The offering is low-friction for consumers. Here’s how it works: In online checkouts, users agree to be verified for the three-day try-on period. “We authenticate the customer order using both third party fraud detection software and our own proprietary processes to verify the customer is who they say they are and that the order is valid,” explains La Budde.
If the system okays the consumer, the jewelry is shipped. And the shopper’s credit card doesn’t get charged until after the three-day period is up (or not at all if they choose to return the piece, using a pre-packaged box and UPS or FedEx label). Very often the transaction results in conversion on day one of the try-on, says LaBudde.
LaBudde first studied the jewelry industry in the early 2000s when she was working for Ray Ban and looking at new models for retailing sunglasses. “There’s a touch and feel aspect to sunglasses, too,” she notes. “You want to see something and hold it. With designer jewelry pieces, the craftsmanship comes to play, as does the weight of a piece.”
Roughly five years later, after heading the venture capital fund, she took a hard look at the jewelry market again and saw “the industry had changed but the opportunity was still as ripe as ever to serve consumers in new ways.”
She traveled extensively while running the fund and would often tack half days onto trips to make time to see artists and jewelry designers in their studios. “I realized there’s this entire world out there that women like me don’t know about,” she says. “A lot of it came from, how do I make this [world of designer-led fine jewelry] more accessible? How do I allow people to experience this? Back at that time, people would say ‘Go to Barneys or Bergdorfs.’ But even that wasn’t always accessible, and it doesn’t give you that experience of going to meet with a designer in their studio. That’s an intimate experience.”
A self-described “markets person,” LaBudde designed Memo to be a conduit between retailer and consumer, allowing both to engage in more thoughtful transactions through the home try-on experience.

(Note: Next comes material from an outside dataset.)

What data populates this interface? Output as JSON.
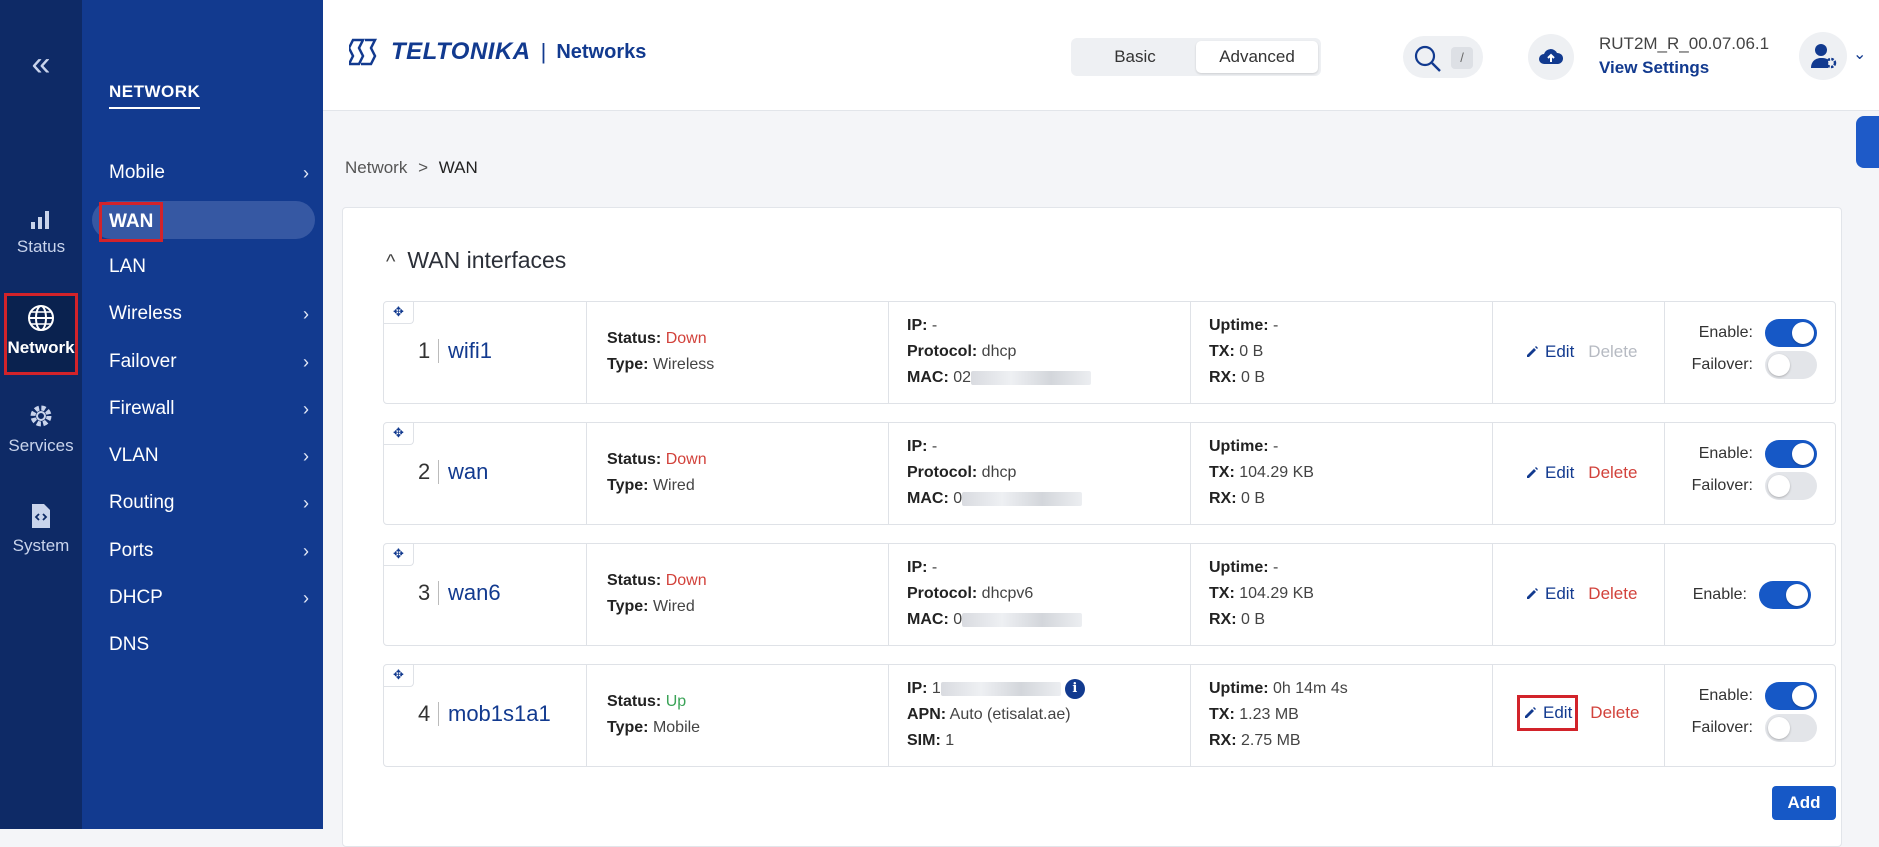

“With the home try-on service, we take away those barriers—the glass cases, the having to drive somewhere—that might prevent people from going into a store,” she adds. “When you’re shopping for jewelry, you don’t want pressure. You want to spend time with the piece.”
Memo’s retail partners pay a small percentage of all successful transactions made using the API, but take on no liability themselves (“that’s part of our value proposition,” notes LaBudde). Stores and brands can be up and running with Memo’s API in 24 hours—they simply install the code on the back end of their website and Memo activates it. Sellers hand-select which items on their site they want to make available for home try-on (for lower-priced items, for instance, an item loan might not make sense).
“We know that for retailers, sending a product home on loan or spec with a client is something you do without thinking. You do that because you trust that person, and you want them to be sure they really want the piece. What we are enabling is this—the retailer can now offer that same sticky service to a much broader base.”
Find out more about Memo’s retailer-focused API at memohometryon.com.
Top photo: Lalaounis Lions Head Bracelet and Hellenistic Snake Ring (available for home try-on on experiencememo.com)